Few things set anxious hormones twittering like overblown violence and the sight of Angelina Jolie's overblown lips. The best thing you could say about the grating, cacophonous Wanted is that it offers up ample servings of both.

Wesley (James McAvoy), a lowly office drone, spends his days hunched over an ergonomic keyboard. At night, he tries to ignore the fact that his girlfriend is sleeping with his best friend. If not for a certain family trait—namely, the strange ability to send his heart racing at 400 beats per minute—Wesley would remain but a blip on corporate payroll.

What pulls him out of his rut is a shady organization known as "The Fraternity," a collection of super assassins who receive their orders from—no, seriously—mysterious stitching from a loom. Wesley is recruited by the aptly named Fox (Jolie), and in short order he's taking heavy beatings, healing within hours in a regenerative bath, and learning how to bend bullets midflight. And those are the parts that make sense.

With hyperactive direction from Timur Bekmambetov (creator of the cult Russian flicks Night Watch and Day Watch), Wanted aims to smother the audience in spectacle. Cars pirouette absurdly in the air. Assassins leap between skyscrapers. An army of explosive-armed rats makes a factory go boom. For a brief while, all this nonsense is enjoyable to watch; Bekmambetov may commit grand larceny upon action flicks of yore, but it's hard to resist all the energy on display. By the third act, however, as the story wheezes to a climax, all the visual lunacy grows tiresome. Wanted attempts to dazzle you into submission, but once the dust settles and the noise fades away, all you're left with is an empty husk of a movie.

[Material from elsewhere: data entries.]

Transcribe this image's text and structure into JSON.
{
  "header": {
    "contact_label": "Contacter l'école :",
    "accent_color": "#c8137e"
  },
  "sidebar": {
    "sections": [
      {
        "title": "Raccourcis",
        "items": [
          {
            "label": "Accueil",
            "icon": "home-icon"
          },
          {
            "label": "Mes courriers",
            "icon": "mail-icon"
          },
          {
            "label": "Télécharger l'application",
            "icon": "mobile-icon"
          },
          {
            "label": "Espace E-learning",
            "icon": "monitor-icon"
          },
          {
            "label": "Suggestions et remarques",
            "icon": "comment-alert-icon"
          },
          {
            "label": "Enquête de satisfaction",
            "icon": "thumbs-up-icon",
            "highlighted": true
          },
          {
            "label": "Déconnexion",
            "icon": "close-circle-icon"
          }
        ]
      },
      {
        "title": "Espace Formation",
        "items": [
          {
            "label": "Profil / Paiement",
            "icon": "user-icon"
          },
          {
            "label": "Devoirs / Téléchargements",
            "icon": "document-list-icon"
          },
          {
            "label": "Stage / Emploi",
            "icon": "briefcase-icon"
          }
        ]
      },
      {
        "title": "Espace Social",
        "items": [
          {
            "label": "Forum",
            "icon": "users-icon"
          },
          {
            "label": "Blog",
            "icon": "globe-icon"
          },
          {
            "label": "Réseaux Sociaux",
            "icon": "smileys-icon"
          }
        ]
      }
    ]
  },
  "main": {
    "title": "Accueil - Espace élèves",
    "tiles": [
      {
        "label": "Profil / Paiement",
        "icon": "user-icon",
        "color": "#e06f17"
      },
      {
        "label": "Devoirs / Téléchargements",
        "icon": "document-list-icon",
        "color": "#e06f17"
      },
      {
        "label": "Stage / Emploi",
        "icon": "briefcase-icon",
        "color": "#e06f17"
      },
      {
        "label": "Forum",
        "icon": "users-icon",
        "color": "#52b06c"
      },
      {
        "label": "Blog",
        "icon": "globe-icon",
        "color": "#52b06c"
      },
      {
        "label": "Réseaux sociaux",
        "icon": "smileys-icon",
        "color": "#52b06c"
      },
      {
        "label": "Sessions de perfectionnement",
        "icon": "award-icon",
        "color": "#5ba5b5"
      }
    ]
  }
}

Fannie: The Music and Life of Fannie Lou Hamer: Jan 13-Feb 14 at Bagley Wright Theatre
Part theater, part revival, and all power, this one-woman show will have your head nodding and hands clapping!